Check each line of the entries for "project" and report the ones that have it.

Material provided Block Start

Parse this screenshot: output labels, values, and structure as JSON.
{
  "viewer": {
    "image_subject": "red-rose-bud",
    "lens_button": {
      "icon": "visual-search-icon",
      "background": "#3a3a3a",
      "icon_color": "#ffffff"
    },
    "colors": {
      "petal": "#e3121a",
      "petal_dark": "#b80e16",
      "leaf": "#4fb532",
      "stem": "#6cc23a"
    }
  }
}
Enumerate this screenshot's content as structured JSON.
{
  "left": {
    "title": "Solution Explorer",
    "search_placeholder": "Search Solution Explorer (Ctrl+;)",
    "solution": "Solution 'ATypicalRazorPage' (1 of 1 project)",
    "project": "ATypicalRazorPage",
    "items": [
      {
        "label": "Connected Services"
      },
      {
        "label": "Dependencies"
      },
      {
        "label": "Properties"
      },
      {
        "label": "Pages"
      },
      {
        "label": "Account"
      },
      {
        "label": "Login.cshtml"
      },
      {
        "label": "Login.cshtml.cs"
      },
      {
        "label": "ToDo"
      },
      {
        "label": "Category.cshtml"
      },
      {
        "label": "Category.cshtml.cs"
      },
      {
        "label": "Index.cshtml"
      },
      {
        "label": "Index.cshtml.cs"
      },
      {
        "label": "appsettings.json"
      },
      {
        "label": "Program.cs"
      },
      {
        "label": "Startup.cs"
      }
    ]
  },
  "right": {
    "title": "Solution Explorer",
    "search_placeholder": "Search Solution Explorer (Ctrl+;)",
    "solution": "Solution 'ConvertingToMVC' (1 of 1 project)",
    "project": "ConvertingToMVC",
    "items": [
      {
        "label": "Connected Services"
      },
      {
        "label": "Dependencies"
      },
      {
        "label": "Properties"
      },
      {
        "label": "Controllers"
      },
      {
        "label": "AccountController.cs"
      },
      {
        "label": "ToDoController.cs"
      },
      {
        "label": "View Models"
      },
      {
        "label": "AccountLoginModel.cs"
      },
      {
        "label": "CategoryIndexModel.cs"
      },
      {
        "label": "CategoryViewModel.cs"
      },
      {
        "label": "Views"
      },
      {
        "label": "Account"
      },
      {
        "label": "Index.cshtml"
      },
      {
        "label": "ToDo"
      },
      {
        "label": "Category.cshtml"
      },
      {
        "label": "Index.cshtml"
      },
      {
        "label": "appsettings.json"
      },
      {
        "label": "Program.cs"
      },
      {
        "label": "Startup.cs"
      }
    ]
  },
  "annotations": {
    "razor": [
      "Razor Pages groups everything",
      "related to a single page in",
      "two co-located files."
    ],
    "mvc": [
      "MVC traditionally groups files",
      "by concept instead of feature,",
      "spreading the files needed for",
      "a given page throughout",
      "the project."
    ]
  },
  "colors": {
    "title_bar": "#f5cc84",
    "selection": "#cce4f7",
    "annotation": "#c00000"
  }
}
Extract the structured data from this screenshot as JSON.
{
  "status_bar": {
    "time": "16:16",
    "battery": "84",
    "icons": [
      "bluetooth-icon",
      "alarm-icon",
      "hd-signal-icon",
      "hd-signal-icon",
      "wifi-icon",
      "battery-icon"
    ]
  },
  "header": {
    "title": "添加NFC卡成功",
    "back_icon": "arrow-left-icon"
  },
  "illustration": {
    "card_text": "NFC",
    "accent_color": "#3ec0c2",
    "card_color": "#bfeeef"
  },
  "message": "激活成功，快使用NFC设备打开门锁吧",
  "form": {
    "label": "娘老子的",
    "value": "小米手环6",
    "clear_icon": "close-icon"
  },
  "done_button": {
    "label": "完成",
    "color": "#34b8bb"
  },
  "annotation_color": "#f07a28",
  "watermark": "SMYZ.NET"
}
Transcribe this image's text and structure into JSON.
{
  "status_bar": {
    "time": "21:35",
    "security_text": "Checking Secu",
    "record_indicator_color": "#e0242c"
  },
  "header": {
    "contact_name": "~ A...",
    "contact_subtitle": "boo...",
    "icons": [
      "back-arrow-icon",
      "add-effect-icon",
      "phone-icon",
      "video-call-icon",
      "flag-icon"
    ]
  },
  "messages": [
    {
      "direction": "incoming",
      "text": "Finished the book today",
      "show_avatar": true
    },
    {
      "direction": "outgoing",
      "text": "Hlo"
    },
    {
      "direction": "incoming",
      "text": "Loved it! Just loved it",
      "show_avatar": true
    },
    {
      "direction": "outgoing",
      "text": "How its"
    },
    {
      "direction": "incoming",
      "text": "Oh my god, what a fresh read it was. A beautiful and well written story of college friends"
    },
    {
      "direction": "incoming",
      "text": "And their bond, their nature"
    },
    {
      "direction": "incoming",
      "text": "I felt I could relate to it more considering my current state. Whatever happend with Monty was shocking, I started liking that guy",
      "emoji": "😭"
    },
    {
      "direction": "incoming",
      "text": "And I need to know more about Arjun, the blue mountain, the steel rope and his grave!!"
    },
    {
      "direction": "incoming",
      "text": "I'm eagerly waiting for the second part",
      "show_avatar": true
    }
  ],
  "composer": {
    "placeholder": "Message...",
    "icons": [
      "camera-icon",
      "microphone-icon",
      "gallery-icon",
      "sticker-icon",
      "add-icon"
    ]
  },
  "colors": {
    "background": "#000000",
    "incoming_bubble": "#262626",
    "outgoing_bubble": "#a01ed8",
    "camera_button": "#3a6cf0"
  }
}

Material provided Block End

[Reply to the task]
    "solution": "Solution 'ATypicalRazorPage' (1 of 1 project)",
    "project": "ATypicalRazorPage",
    "solution": "Solution 'ConvertingToMVC' (1 of 1 project)",
    "project": "ConvertingToMVC",
      "the project."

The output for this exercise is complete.